DATA
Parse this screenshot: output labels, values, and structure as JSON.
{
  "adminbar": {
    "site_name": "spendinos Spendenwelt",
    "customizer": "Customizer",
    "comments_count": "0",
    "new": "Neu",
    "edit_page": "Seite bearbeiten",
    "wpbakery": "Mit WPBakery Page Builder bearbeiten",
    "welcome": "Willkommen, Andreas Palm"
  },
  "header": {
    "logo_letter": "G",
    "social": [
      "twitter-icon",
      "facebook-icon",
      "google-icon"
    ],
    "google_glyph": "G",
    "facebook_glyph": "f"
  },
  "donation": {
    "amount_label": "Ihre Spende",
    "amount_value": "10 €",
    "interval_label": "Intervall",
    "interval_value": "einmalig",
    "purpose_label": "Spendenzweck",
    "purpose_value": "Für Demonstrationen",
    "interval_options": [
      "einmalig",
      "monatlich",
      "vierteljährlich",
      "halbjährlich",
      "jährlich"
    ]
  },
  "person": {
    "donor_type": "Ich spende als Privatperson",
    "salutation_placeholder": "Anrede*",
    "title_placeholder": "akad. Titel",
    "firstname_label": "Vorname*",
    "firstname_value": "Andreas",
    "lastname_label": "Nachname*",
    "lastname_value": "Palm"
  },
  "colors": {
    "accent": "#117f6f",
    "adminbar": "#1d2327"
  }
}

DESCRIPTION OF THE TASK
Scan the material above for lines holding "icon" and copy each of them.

SOLUTION
      "twitter-icon",
      "facebook-icon",
      "google-icon"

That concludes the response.